McKee is hoping they can stem the flow in coming years, particularly with the new five-year residency rule (others believe it will lead to the targeting of younger players). As well as better systems to identify and track eligible players, many would like to see players able to switch from one country to an islands team. Sevens Olympics inclusion created a loophole whereby players could change allegiance by playing in qualifying events; Tim Nanai-Williams, captured by New Zealand after playing sevens, did that to qualify for Samoa and Cooper Vuna, with two Wallaby caps, did the same to represent Tonga.
It’s a complex issue – how long should they have been out of the picture with the side that captured them?

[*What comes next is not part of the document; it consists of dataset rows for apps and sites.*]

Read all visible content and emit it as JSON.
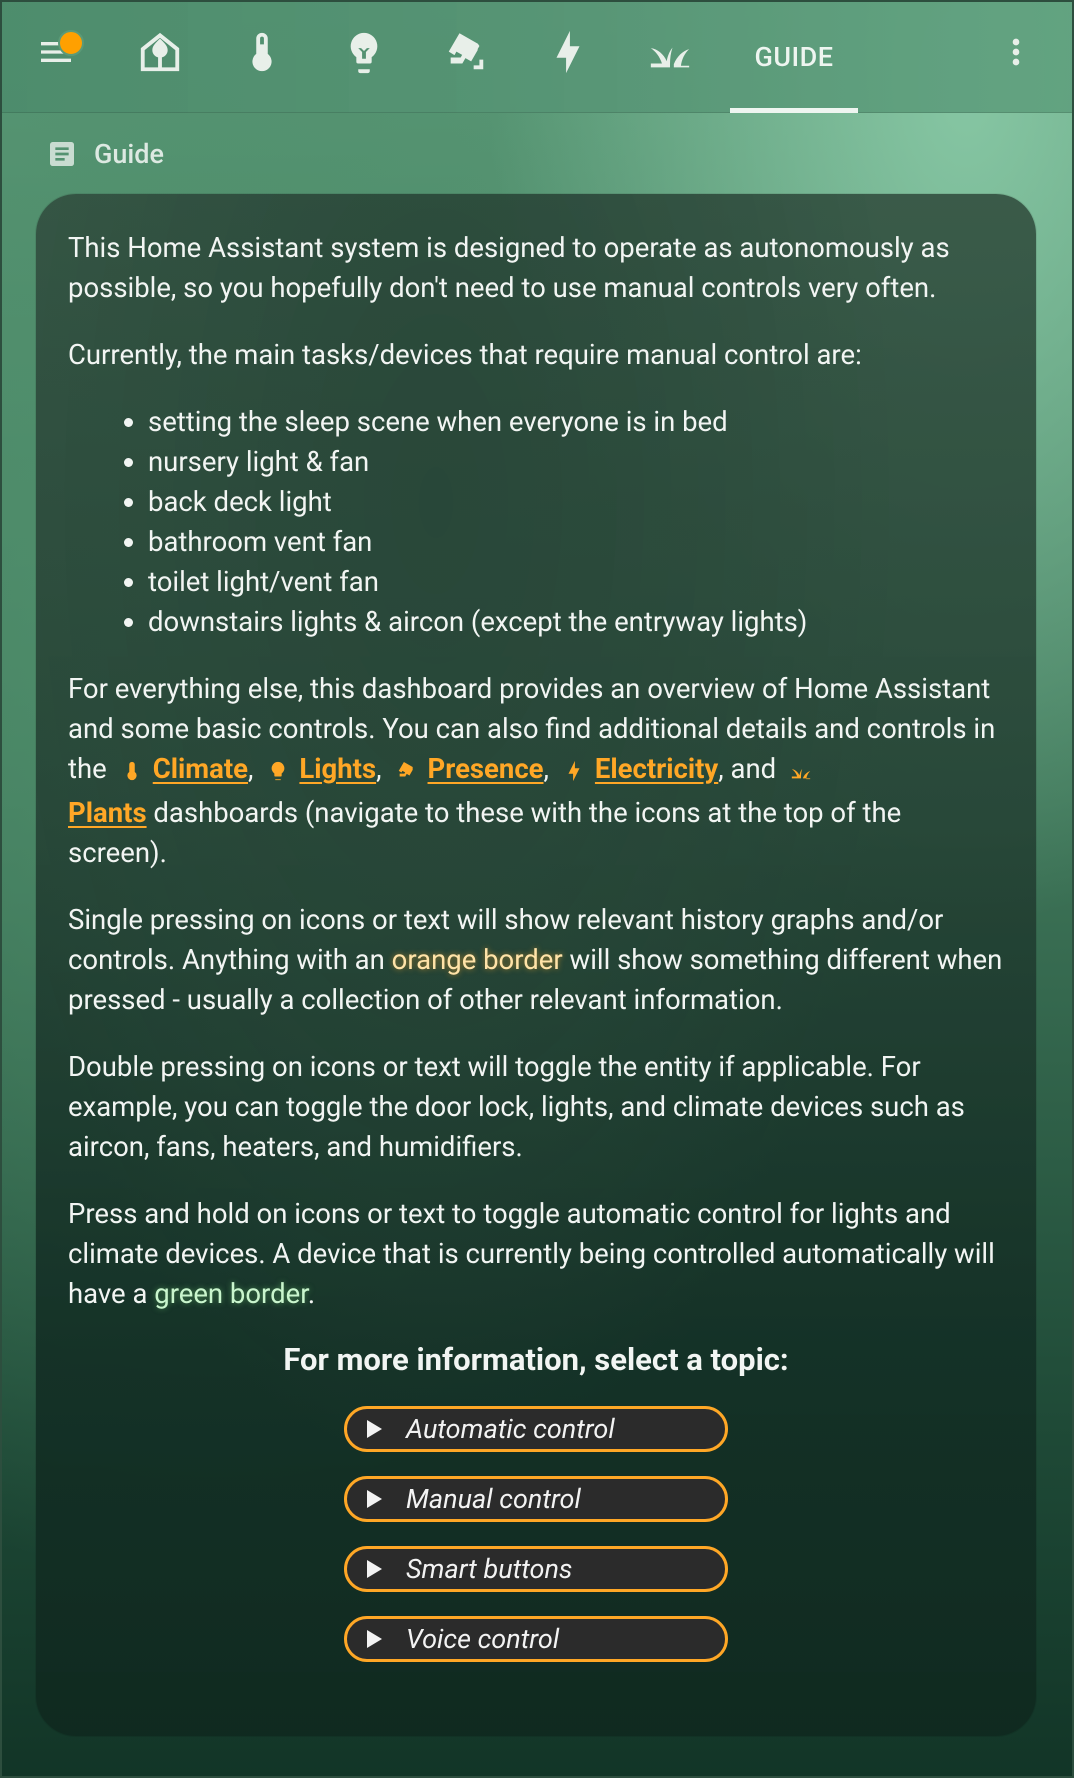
{
  "toolbar": {
    "tabs": [
      {
        "icon": "home-floor-plan-icon"
      },
      {
        "icon": "thermometer-icon"
      },
      {
        "icon": "lightbulb-icon"
      },
      {
        "icon": "cctv-icon"
      },
      {
        "icon": "lightning-bolt-icon"
      },
      {
        "icon": "grass-icon"
      }
    ],
    "active_tab_label": "GUIDE",
    "badge_color": "#ffa000"
  },
  "card": {
    "header_title": "Guide",
    "intro": "This Home Assistant system is designed to operate as autonomously as possible, so you hopefully don't need to use manual controls very often.",
    "manual_intro": "Currently, the main tasks/devices that require manual control are:",
    "manual_items": [
      "setting the sleep scene when everyone is in bed",
      "nursery light & fan",
      "back deck light",
      "bathroom vent fan",
      "toilet light/vent fan",
      "downstairs lights & aircon (except the entryway lights)"
    ],
    "overview_text_1": "For everything else, this dashboard provides an overview of Home Assistant and some basic controls. You can also find additional details and controls in the",
    "links": {
      "climate": "Climate",
      "lights": "Lights",
      "presence": "Presence",
      "electricity": "Electricity",
      "plants": "Plants"
    },
    "and_text": ", and",
    "overview_text_2": "dashboards (navigate to these with the icons at the top of the screen).",
    "single_press_1": "Single pressing on icons or text will show relevant history graphs and/or controls. Anything with an",
    "orange_border": "orange border",
    "single_press_2": "will show something different when pressed - usually a collection of other relevant information.",
    "double_press": "Double pressing on icons or text will toggle the entity if applicable. For example, you can toggle the door lock, lights, and climate devices such as aircon, fans, heaters, and humidifiers.",
    "hold_1": "Press and hold on icons or text to toggle automatic control for lights and climate devices. A device that is currently being controlled automatically will have a",
    "green_border": "green border",
    "topics_heading": "For more information, select a topic:",
    "topics": [
      "Automatic control",
      "Manual control",
      "Smart buttons",
      "Voice control"
    ],
    "accent_color": "#ffa726"
  }
}
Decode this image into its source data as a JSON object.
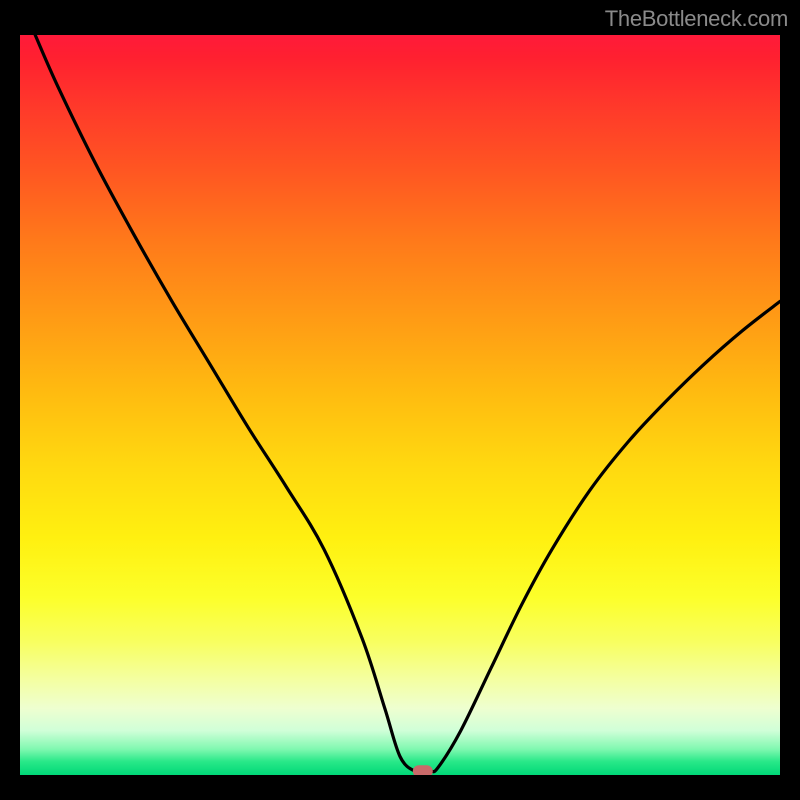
{
  "watermark": "TheBottleneck.com",
  "chart_data": {
    "type": "line",
    "title": "",
    "xlabel": "",
    "ylabel": "",
    "xlim": [
      0,
      100
    ],
    "ylim": [
      0,
      100
    ],
    "x": [
      2,
      5,
      10,
      15,
      20,
      25,
      30,
      35,
      40,
      45,
      48,
      50,
      52,
      54,
      55,
      58,
      62,
      66,
      70,
      75,
      80,
      85,
      90,
      95,
      100
    ],
    "y": [
      100,
      93,
      82.5,
      73,
      64,
      55.5,
      47,
      39,
      30.5,
      18.5,
      9,
      2.5,
      0.5,
      0.5,
      1,
      6,
      14.5,
      23,
      30.5,
      38.5,
      45,
      50.5,
      55.5,
      60,
      64
    ],
    "minimum_point": {
      "x": 53,
      "y": 0.5
    },
    "background_gradient_stops": [
      {
        "pct": 0,
        "color": "#ff1a3a"
      },
      {
        "pct": 50,
        "color": "#ffd810"
      },
      {
        "pct": 90,
        "color": "#eeffd0"
      },
      {
        "pct": 100,
        "color": "#00d878"
      }
    ],
    "curve_color": "#000000",
    "marker_color": "#c96a6a"
  }
}
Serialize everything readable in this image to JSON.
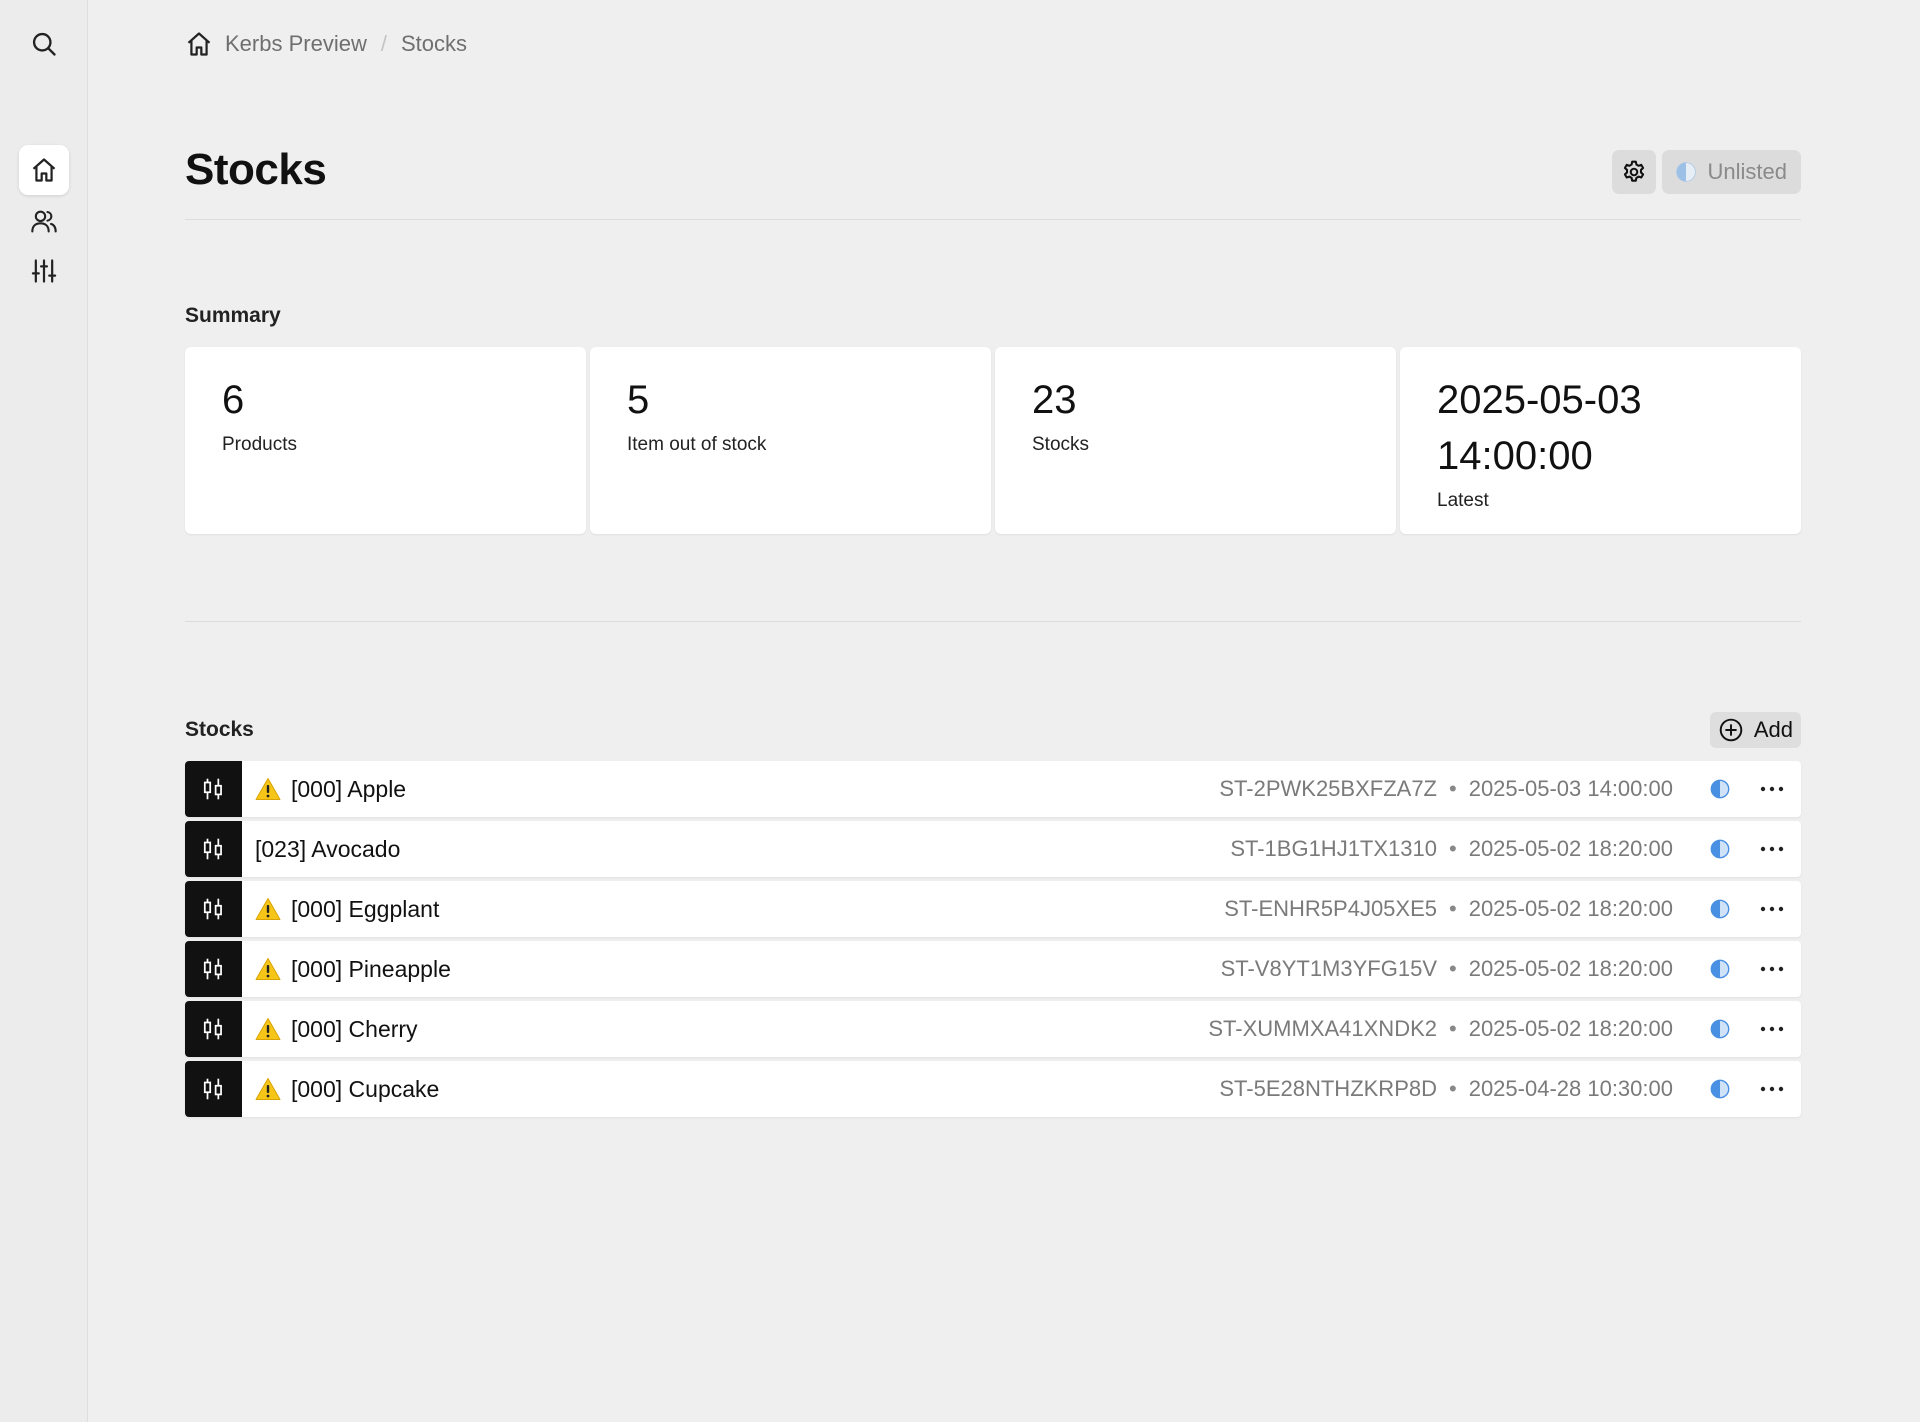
{
  "breadcrumb": {
    "workspace": "Kerbs Preview",
    "current": "Stocks",
    "separator": "/"
  },
  "page": {
    "title": "Stocks",
    "visibility_label": "Unlisted"
  },
  "summary": {
    "heading": "Summary",
    "cards": [
      {
        "value": "6",
        "caption": "Products"
      },
      {
        "value": "5",
        "caption": "Item out of stock"
      },
      {
        "value": "23",
        "caption": "Stocks"
      },
      {
        "value": "2025-05-03 14:00:00",
        "caption": "Latest"
      }
    ]
  },
  "stocks": {
    "heading": "Stocks",
    "add_label": "Add",
    "rows": [
      {
        "name": "[000] Apple",
        "warning": true,
        "code": "ST-2PWK25BXFZA7Z",
        "timestamp": "2025-05-03 14:00:00"
      },
      {
        "name": "[023] Avocado",
        "warning": false,
        "code": "ST-1BG1HJ1TX1310",
        "timestamp": "2025-05-02 18:20:00"
      },
      {
        "name": "[000] Eggplant",
        "warning": true,
        "code": "ST-ENHR5P4J05XE5",
        "timestamp": "2025-05-02 18:20:00"
      },
      {
        "name": "[000] Pineapple",
        "warning": true,
        "code": "ST-V8YT1M3YFG15V",
        "timestamp": "2025-05-02 18:20:00"
      },
      {
        "name": "[000] Cherry",
        "warning": true,
        "code": "ST-XUMMXA41XNDK2",
        "timestamp": "2025-05-02 18:20:00"
      },
      {
        "name": "[000] Cupcake",
        "warning": true,
        "code": "ST-5E28NTHZKRP8D",
        "timestamp": "2025-04-28 10:30:00"
      }
    ]
  },
  "icons": {
    "rail": [
      "search-icon",
      "home-icon",
      "users-icon",
      "sliders-icon"
    ],
    "row_thumb": "candlestick-icon",
    "row_status": "half-circle-icon",
    "row_more": "ellipsis-icon",
    "warning": "warning-triangle-icon"
  },
  "colors": {
    "status_blue": "#4a90e2",
    "warning_yellow": "#f5c518"
  }
}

What should be the caps limit? – but one the likes of Kefu want to see on the agenda.
“A three-year stand-down period should be enough (to switch) from Tier One to Tier Two,” says the Tonga coach. “Sevens makes it complicated. There are seven or eight players (currently captured by other nations) who may not play for me in this World Cup simply because Tonga’s qualifying tournament for the Olympics is likely to be after the World Cup, even though they’ve been stood down for three or four years.
“World Rugby has got to look at that because we want the best players in the World Cup. To not have Charles Piutau and others playing diminishes the fairness of the competition.”